▶ Task brief: Within the entries that follow, show each line where the word "hdfs" occurs.

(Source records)
-- Opening Marker --
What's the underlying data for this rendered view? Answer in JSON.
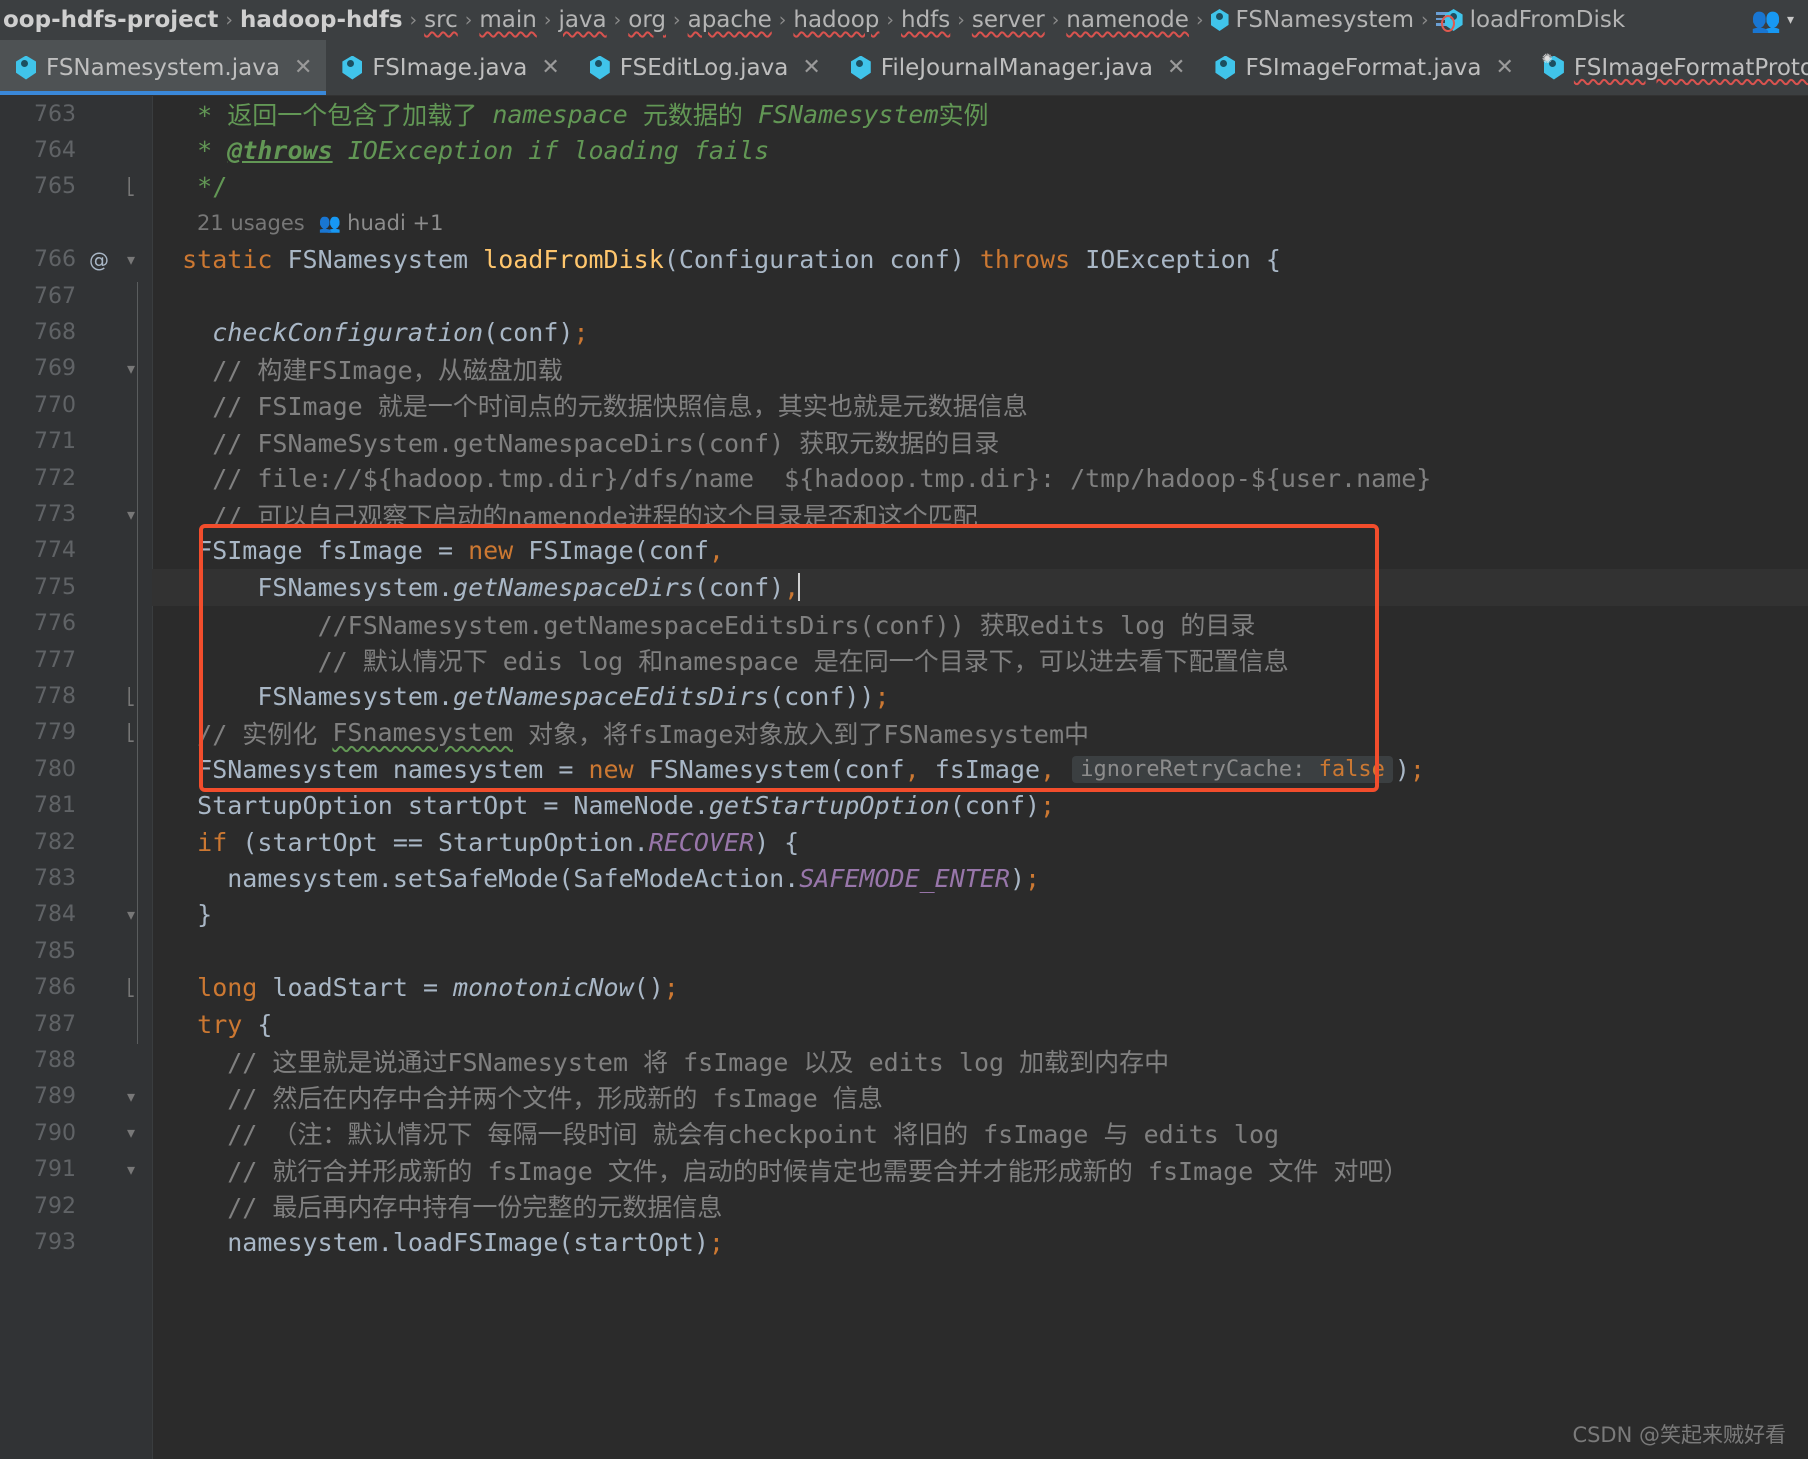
{
  "breadcrumb": {
    "items": [
      {
        "label": "oop-hdfs-project",
        "bold": true,
        "squiggly": false,
        "icon": null
      },
      {
        "label": "hadoop-hdfs",
        "bold": true,
        "squiggly": false,
        "icon": null
      },
      {
        "label": "src",
        "bold": false,
        "squiggly": true,
        "icon": null
      },
      {
        "label": "main",
        "bold": false,
        "squiggly": true,
        "icon": null
      },
      {
        "label": "java",
        "bold": false,
        "squiggly": true,
        "icon": null
      },
      {
        "label": "org",
        "bold": false,
        "squiggly": true,
        "icon": null
      },
      {
        "label": "apache",
        "bold": false,
        "squiggly": true,
        "icon": null
      },
      {
        "label": "hadoop",
        "bold": false,
        "squiggly": true,
        "icon": null
      },
      {
        "label": "hdfs",
        "bold": false,
        "squiggly": true,
        "icon": null
      },
      {
        "label": "server",
        "bold": false,
        "squiggly": true,
        "icon": null
      },
      {
        "label": "namenode",
        "bold": false,
        "squiggly": true,
        "icon": null
      },
      {
        "label": "FSNamesystem",
        "bold": false,
        "squiggly": false,
        "icon": "class-icon"
      },
      {
        "label": "loadFromDisk",
        "bold": false,
        "squiggly": false,
        "icon": "method-icon"
      }
    ],
    "separator": "›",
    "users_icon": "users-icon",
    "chevron": "▾"
  },
  "tabs": [
    {
      "label": "FSNamesystem.java",
      "active": true,
      "close": "✕",
      "icon": "java-class-icon",
      "squiggly": false
    },
    {
      "label": "FSImage.java",
      "active": false,
      "close": "✕",
      "icon": "java-class-icon",
      "squiggly": false
    },
    {
      "label": "FSEditLog.java",
      "active": false,
      "close": "✕",
      "icon": "java-class-icon",
      "squiggly": false
    },
    {
      "label": "FileJournalManager.java",
      "active": false,
      "close": "✕",
      "icon": "java-class-icon",
      "squiggly": false
    },
    {
      "label": "FSImageFormat.java",
      "active": false,
      "close": "✕",
      "icon": "java-class-icon",
      "squiggly": false
    },
    {
      "label": "FSImageFormatProtobuf.ja",
      "active": false,
      "close": "",
      "icon": "java-class-icon-modified",
      "squiggly": true
    }
  ],
  "editor": {
    "usages_badge": {
      "count_label": "21 usages",
      "author": "huadi +1",
      "author_icon": "people-icon"
    },
    "caret_line": 775,
    "inlay_hint": {
      "name": "ignoreRetryCache:",
      "value": "false"
    },
    "lines": [
      {
        "num": "763",
        "at": "",
        "fold": "",
        "text": " * 返回一个包含了加载了 namespace 元数据的 FSNamesystem实例"
      },
      {
        "num": "764",
        "at": "",
        "fold": "",
        "text": " * @throws IOException if loading fails"
      },
      {
        "num": "765",
        "at": "",
        "fold": "end",
        "text": " */"
      },
      {
        "num": "766",
        "at": "@",
        "fold": "start",
        "text": "static FSNamesystem loadFromDisk(Configuration conf) throws IOException {"
      },
      {
        "num": "767",
        "at": "",
        "fold": "",
        "text": ""
      },
      {
        "num": "768",
        "at": "",
        "fold": "",
        "text": "  checkConfiguration(conf);"
      },
      {
        "num": "769",
        "at": "",
        "fold": "start",
        "text": "  // 构建FSImage，从磁盘加载"
      },
      {
        "num": "770",
        "at": "",
        "fold": "",
        "text": "  // FSImage 就是一个时间点的元数据快照信息，其实也就是元数据信息"
      },
      {
        "num": "771",
        "at": "",
        "fold": "",
        "text": "  // FSNameSystem.getNamespaceDirs(conf) 获取元数据的目录"
      },
      {
        "num": "772",
        "at": "",
        "fold": "",
        "text": "  // file://${hadoop.tmp.dir}/dfs/name  ${hadoop.tmp.dir}: /tmp/hadoop-${user.name}"
      },
      {
        "num": "773",
        "at": "",
        "fold": "",
        "text": "  // 可以自己观察下启动的namenode进程的这个目录是否和这个匹配"
      },
      {
        "num": "774",
        "at": "",
        "fold": "",
        "text": "  FSImage fsImage = new FSImage(conf,"
      },
      {
        "num": "775",
        "at": "",
        "fold": "",
        "text": "      FSNamesystem.getNamespaceDirs(conf),"
      },
      {
        "num": "776",
        "at": "",
        "fold": "end",
        "text": "          //FSNamesystem.getNamespaceEditsDirs(conf)) 获取edits log 的目录"
      },
      {
        "num": "777",
        "at": "",
        "fold": "end",
        "text": "          // 默认情况下 edis log 和namespace 是在同一个目录下，可以进去看下配置信息"
      },
      {
        "num": "778",
        "at": "",
        "fold": "",
        "text": "      FSNamesystem.getNamespaceEditsDirs(conf));"
      },
      {
        "num": "779",
        "at": "",
        "fold": "",
        "text": "  // 实例化 FSnamesystem 对象，将fsImage对象放入到了FSNamesystem中"
      },
      {
        "num": "780",
        "at": "",
        "fold": "",
        "text": "  FSNamesystem namesystem = new FSNamesystem(conf, fsImage, ignoreRetryCache: false);"
      },
      {
        "num": "781",
        "at": "",
        "fold": "",
        "text": "  StartupOption startOpt = NameNode.getStartupOption(conf);"
      },
      {
        "num": "782",
        "at": "",
        "fold": "start",
        "text": "  if (startOpt == StartupOption.RECOVER) {"
      },
      {
        "num": "783",
        "at": "",
        "fold": "",
        "text": "    namesystem.setSafeMode(SafeModeAction.SAFEMODE_ENTER);"
      },
      {
        "num": "784",
        "at": "",
        "fold": "end",
        "text": "  }"
      },
      {
        "num": "785",
        "at": "",
        "fold": "",
        "text": ""
      },
      {
        "num": "786",
        "at": "",
        "fold": "",
        "text": "  long loadStart = monotonicNow();"
      },
      {
        "num": "787",
        "at": "",
        "fold": "start",
        "text": "  try {"
      },
      {
        "num": "788",
        "at": "",
        "fold": "start",
        "text": "    // 这里就是说通过FSNamesystem 将 fsImage 以及 edits log 加载到内存中"
      },
      {
        "num": "789",
        "at": "",
        "fold": "start",
        "text": "    // 然后在内存中合并两个文件，形成新的 fsImage 信息"
      },
      {
        "num": "790",
        "at": "",
        "fold": "",
        "text": "    // （注：默认情况下 每隔一段时间 就会有checkpoint 将旧的 fsImage 与 edits log"
      },
      {
        "num": "791",
        "at": "",
        "fold": "",
        "text": "    // 就行合并形成新的 fsImage 文件，启动的时候肯定也需要合并才能形成新的 fsImage 文件 对吧）"
      },
      {
        "num": "792",
        "at": "",
        "fold": "",
        "text": "    // 最后再内存中持有一份完整的元数据信息"
      },
      {
        "num": "793",
        "at": "",
        "fold": "",
        "text": "    namesystem.loadFSImage(startOpt);"
      }
    ]
  },
  "watermark": "CSDN @笑起来贼好看",
  "colors": {
    "accent_blue": "#3a88d9",
    "highlight_red": "#f24d2c",
    "icon_cyan": "#40c4ea",
    "keyword_orange": "#cc7832",
    "method_yellow": "#ffc66d",
    "comment_gray": "#808080",
    "doc_green": "#629755"
  }
}
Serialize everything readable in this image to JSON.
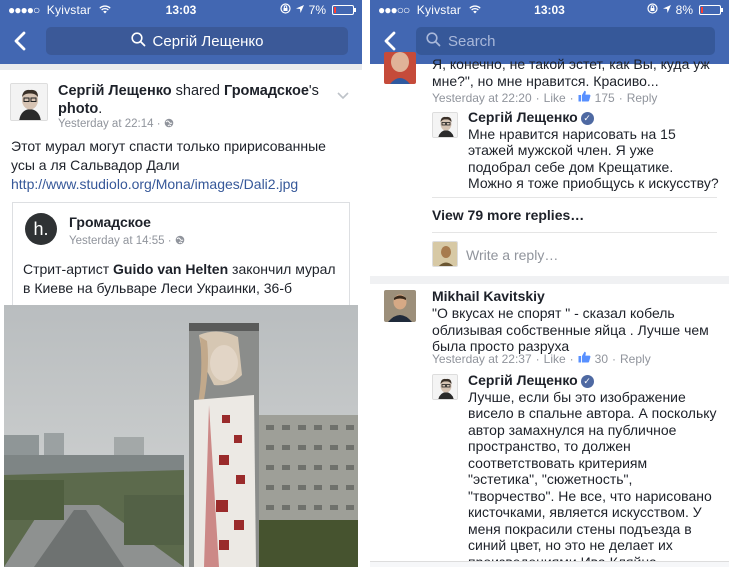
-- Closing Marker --
▶ Reply:
        "label": "oop-hdfs-project",
        "label": "hadoop-hdfs",
        "label": "hdfs",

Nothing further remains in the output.